Black Hills National Forest

More reasons to head out to South Dakota and to explore the Black Hills! You've heard of Mount Rushmore, but the Black Hills has so much more to offer than just the four presidential faces carved into the granite walls.

My opinion might be a little biased because I was born and raised in the Hills and have been exploring them pretty much my entire life, but I still think that everyone can find something they find spectacular, exciting, and new!

As referenced in my first story of the Black Hills, there are 6 National Park sites within 100 miles of the center of the Hills. Each of these parks has something unique to offer, whether it is the four faces carved into granite, caves, rock formations, or historical sites. So a big draw for numerous visitors every year is the National Parks. Need more persuasion? I have many more reasons, but the best reason is....

Public Land!

The Black Hills are primarily comprised of National Forest, so that means more and more area to play, explore, and adventure! Check out this video to see the beauty of the area. 

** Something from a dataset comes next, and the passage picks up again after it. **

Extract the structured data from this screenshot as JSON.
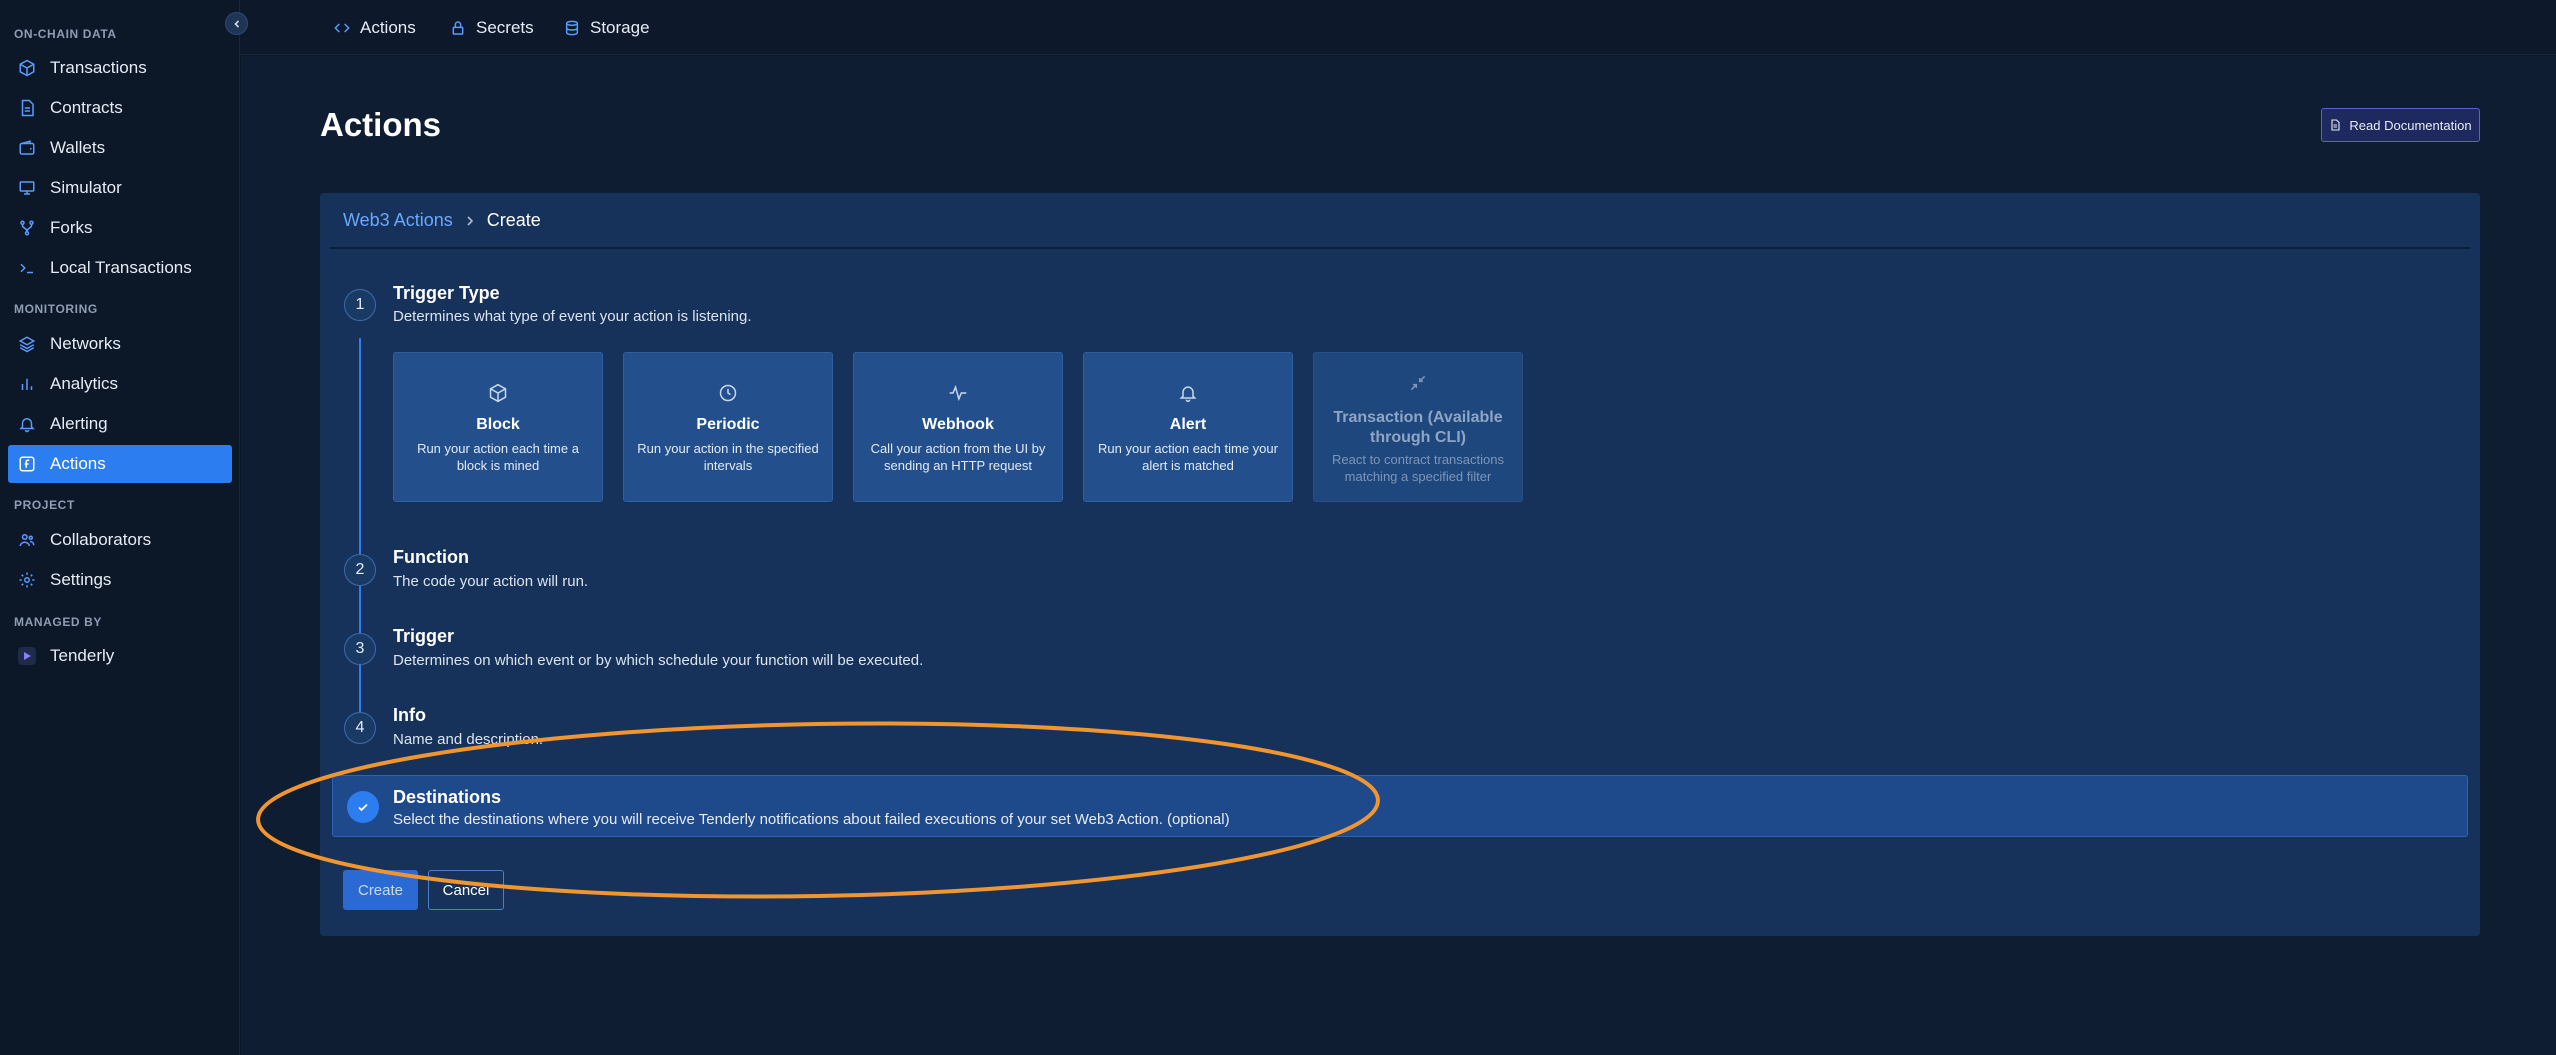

I mean who doesn't love public land? Especially when it looks as inviting as this! There are fire lookout towers to observe from, both in use and retired.  There are hundreds of miles of 2-track for your ATV, Jeep, or 4WD to explore. There is no shortage of streams to swim in, fish in, or relax by. Around the hills are reservoirs and lakes to cool off on the really warm summer days, even cliffs to jump from or ice fish in the winter! There are plenty of trails to hike as well, including the centennial trail that is 111-miles long going through Wind Cave NP, Custer SP, Bear Butte SP, BH National Forest, and even through Black Elk Wilderness. 

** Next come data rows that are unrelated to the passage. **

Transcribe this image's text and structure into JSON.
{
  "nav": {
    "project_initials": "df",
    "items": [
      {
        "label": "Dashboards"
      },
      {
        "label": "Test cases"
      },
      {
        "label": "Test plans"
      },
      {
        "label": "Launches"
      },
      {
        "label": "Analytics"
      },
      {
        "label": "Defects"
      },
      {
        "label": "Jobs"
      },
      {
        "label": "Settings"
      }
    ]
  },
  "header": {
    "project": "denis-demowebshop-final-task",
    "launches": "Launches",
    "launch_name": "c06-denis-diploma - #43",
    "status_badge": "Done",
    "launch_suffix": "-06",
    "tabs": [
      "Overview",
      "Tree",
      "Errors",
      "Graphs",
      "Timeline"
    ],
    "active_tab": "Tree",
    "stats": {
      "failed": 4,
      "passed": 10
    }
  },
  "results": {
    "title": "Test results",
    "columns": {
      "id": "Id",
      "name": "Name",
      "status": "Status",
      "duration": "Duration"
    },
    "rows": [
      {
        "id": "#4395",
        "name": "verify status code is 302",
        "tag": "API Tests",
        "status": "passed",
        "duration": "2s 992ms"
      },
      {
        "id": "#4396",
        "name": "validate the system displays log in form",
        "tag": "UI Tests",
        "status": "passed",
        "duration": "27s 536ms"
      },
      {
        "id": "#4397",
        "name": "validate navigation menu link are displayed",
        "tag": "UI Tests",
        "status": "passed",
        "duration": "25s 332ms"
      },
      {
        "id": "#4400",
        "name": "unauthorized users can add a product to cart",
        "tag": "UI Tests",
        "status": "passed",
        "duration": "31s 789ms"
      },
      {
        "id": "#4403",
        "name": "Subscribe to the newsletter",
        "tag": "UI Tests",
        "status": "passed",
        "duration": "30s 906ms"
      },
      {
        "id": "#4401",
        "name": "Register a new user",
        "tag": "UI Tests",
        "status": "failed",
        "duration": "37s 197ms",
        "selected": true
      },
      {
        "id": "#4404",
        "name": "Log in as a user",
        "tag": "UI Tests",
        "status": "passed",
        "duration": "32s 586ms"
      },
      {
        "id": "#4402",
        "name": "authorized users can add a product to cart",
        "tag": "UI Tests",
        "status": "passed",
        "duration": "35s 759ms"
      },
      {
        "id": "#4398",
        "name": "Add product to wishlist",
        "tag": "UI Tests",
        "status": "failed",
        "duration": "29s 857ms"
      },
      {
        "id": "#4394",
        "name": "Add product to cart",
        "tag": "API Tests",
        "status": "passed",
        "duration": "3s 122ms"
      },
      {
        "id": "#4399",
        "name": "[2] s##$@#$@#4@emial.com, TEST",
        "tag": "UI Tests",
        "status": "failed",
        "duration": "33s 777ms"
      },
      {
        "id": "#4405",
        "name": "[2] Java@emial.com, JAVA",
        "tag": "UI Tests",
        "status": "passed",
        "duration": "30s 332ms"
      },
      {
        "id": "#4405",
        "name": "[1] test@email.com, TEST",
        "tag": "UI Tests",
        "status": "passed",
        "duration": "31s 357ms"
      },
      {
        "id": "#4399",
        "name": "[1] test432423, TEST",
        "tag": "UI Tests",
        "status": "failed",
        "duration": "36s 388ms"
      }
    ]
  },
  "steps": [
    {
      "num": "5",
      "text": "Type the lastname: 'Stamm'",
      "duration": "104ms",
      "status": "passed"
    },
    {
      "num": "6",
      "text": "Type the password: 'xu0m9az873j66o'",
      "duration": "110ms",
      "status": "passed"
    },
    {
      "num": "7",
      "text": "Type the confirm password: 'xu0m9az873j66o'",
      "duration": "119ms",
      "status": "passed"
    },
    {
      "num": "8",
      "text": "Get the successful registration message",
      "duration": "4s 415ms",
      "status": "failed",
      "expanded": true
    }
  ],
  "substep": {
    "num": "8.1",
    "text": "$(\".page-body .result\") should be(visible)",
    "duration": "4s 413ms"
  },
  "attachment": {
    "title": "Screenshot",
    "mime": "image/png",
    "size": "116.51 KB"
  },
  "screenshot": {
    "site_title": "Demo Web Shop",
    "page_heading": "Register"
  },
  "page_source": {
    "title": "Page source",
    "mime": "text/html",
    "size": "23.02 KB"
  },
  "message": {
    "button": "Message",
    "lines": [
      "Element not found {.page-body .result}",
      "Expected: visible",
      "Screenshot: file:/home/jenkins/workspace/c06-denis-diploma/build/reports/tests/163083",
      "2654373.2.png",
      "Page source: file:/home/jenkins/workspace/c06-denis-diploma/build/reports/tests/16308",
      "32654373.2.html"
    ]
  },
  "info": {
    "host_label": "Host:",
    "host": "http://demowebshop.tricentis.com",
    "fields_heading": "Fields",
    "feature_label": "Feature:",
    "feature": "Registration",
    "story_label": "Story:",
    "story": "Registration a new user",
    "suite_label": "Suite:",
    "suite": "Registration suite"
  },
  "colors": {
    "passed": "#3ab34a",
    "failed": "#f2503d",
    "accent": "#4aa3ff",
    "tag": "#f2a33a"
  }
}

Fly Fishing in French Creek.

Outdoor opportunities abound here. Fly fishing is one of my go-to's, but there are places to bike, camp, photograph, slackline, highline, climb, trail run, swim, and drive - you name it and it can pretty much be done in the Black Hills. There might not be a ton of adventures posted on The Outbound Collective for the Black Hills area, but that does not mean there are no options. Sometimes you do have to make your own adventure and get out and explore for yourself.  The picture below is not at a campground or even designated backcountry campsite; we discovered it by looking at a map seeing the cliff in the distance, finding the closest forest service road, parked, and started hiking. We actually did the whole thing in the dark, but we were rewarded with the most brilliant sunrise! 

Camping just outside Custer on Forest Service.

Like pretty much all mountain ranges, geology is a very important factor. When it comes to the Black Hills, geology is easy to see and even more fun to explore. There are hundreds of rock climbing routes all over the Black Hills; the two most popular zones are in the Mt. Rushmore area, and Spearfish Canyon. The Mt. Rushmore area is known for is granite spires. You can find anything from simple bouldering problems up to 300-foot multi-pitch climbs, from trad to sport. In Spearfish Canyon, you will discover limestone walls with hundreds of options, and over 500 routes are ready for sport climbing. In the winter, there are several waterfalls that freeze solid and can be climbed as well. I once talked to a guy who has climbed all over the world and is a Rope Access Instructor and he gave the canyon his stamp of approval: "Spearfish Canyon has world class climbing." 

Rock climbing in Spearfish Canyon.

Community Caves in Spearfish Canyon in the Winter.

Regardless of what kind of activity you partake in, everyone can agree the Black Hills are beautiful. I recently asked my class of 5th grade students why they love living in the Black Hills. Not one student said they hated living here, they all had a reason why they love it. Being that they are 5th graders, some had silly reasons, but most of them said something about being outside and enjoying nature. They love to get out and enjoy the woods, build forts, swim and fish in the lakes, and take their ATV's and four-wheelers out and explore. One student said, "I like how quiet it is in the hills, and I really like being out in the fresh air in the country."

Retired fire lookout on Black Elk Peak formerly known as Harney Peak.

Sunrise on the Black Hills National Forest.

We want to acknowledge and thank the past, present, and future generations of all Native Nations and Indigenous Peoples whose ancestral lands we travel, explore, and play on. Always practice Leave No Trace ethics on your adventures and follow local regulations. Please explore responsibly!

Isaac Parsons

I love massive trees, sitting on the edge of a cliff, and chasing waterfalls! I reside in the Black Hills of South Dakota, which I think is a hidden gem in this amazing world.